Public reaction to the charging scheme was mixed with many locals expressing the view that free parking was essentially a right they had. This sounds like the same type of feedback that happens the world over when parking is changed. More interesting are the changes in behaviour that were identified in a survey in early 2011, in particular these ones seem key:
- Most customers who stopped using P&R continued to access the station by bus, walking, cycling or being dropped off.
- There was an increase in parking in local streets near stations however some people previously using those locations switched to paying for a closer space.
- The majority said it made their convenience and ability to use PT hadn’t changed and in some cases had improved.
Despite this in 2011 the council decided to scrap the daily fee and it was replaced with a monthly reserved space system, the impact of which are contained in this report which shows the results of a self-selecting survey. The monthly reserved system works by setting aside up to 50% of spaces at stations that people can reserve for a fee of $70 per month on a first in first served basis. As the carparks can be quite large, the benefit to reserving means you can get one of the spots closer to the platform, an example of which is shown below (the platform goes north/south to the east of the highlighted areas). If a reserved space is not used by 10am it becomes free to use by anybody as with the rest of the parking.
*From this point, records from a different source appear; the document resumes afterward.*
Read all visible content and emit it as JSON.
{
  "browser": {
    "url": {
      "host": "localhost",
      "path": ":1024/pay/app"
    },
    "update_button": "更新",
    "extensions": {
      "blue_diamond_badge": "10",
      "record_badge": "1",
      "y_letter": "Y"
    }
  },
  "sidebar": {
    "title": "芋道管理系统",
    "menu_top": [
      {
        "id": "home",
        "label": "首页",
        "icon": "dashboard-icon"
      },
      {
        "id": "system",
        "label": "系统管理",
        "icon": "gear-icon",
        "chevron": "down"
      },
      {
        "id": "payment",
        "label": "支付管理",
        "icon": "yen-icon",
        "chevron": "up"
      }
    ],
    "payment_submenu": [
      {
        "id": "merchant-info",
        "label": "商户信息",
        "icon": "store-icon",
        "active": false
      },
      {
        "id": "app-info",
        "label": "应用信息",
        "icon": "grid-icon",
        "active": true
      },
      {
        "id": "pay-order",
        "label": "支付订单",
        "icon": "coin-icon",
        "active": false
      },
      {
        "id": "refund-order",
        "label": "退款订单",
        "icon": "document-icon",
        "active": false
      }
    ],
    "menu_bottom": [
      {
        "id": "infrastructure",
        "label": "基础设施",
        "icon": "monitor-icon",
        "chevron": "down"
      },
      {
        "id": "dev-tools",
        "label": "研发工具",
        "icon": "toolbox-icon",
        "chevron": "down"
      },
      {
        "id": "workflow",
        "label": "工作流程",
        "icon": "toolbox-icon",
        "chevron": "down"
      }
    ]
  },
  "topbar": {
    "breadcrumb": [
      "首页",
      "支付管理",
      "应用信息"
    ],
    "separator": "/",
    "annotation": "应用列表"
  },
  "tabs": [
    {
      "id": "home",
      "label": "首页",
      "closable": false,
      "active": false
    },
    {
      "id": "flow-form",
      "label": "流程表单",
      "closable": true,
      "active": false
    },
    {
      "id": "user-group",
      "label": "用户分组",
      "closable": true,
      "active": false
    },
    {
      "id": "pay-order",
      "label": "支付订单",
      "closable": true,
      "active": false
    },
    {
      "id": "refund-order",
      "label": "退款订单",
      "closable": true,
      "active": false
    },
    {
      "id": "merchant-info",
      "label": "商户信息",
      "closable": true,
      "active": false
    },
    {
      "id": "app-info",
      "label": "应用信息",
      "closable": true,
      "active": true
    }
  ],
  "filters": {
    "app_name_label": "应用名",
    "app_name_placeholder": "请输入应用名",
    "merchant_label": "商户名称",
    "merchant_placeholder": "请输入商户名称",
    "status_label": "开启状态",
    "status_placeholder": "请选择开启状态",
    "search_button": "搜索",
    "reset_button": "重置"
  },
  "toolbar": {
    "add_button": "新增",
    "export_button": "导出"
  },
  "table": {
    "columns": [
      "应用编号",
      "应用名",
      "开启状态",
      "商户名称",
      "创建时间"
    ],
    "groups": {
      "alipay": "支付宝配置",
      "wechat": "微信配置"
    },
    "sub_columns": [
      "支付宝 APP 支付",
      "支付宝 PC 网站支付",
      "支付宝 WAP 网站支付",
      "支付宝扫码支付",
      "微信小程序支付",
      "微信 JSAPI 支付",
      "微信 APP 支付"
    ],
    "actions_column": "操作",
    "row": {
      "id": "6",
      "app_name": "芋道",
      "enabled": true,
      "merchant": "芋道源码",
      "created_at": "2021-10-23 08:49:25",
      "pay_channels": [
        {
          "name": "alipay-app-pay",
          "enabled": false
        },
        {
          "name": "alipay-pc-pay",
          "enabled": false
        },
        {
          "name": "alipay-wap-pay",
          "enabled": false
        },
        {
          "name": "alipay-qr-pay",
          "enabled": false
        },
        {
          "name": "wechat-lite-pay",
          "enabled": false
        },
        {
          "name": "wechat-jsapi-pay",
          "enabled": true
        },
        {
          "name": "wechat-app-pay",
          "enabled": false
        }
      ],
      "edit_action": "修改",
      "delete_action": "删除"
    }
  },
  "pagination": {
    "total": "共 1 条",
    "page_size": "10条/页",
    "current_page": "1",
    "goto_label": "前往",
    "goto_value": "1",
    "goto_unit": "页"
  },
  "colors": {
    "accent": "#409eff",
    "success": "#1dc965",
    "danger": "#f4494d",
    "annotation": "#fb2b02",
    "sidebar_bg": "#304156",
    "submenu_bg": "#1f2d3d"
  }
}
There lots of interesting outcomes from the survey however perhaps the most important one was that 67% of the people trying to get a free park arrived before 7am while only 31% of those reserving a space did. 51% of those reserving spaces arrived between 7am and 8am. This shows that allowing people to reserve a space let them be more flexible in what time they got to work, leaving home when they wanted to rather than when they had to if they wanted a space. The users reserving a space found they were less stressed and had higher satisfaction ratings to the P&R service.
In contrast those trying for the free spaces were unhappier and often resented the fact they could see spaces that had been reserved but that someone hadn’t turned up to use yet. They felt they should be able to park in the reserved spaces. Many also were paying the $3 daily fee but felt they didn’t use PT enough to benefit from reserving a space permanently.
There are a number of other findings from this survey however my reading of it seems to suggest that that from a customer satisfaction point of view the daily charge was best option for most people.
All up despite the changes to introduce pricing for the carparks patronage has continued to increase and even appears to have accelerated in recent years. One of the most interesting outcomes to charging was that people who previously used P&R to access the PT network continued to use PT but accessed it differently while the presence of a charge actually helped to attract new users who previously couldn’t find a space.
From this it appears that the best option for charging is simply to introduce a daily fee on carparks perhaps with a hybrid system of letting people reserve a space close to the platform too. The discussion document talks about how pricing should be able to be made with HOP which is what AT should be doing and would make things super easy. It will be a while before we see charging for P&R however as AT say other prerequisites are that there are frequent feeder services to stations and that we have integrated fares. Both of those things are while away from implementation yet.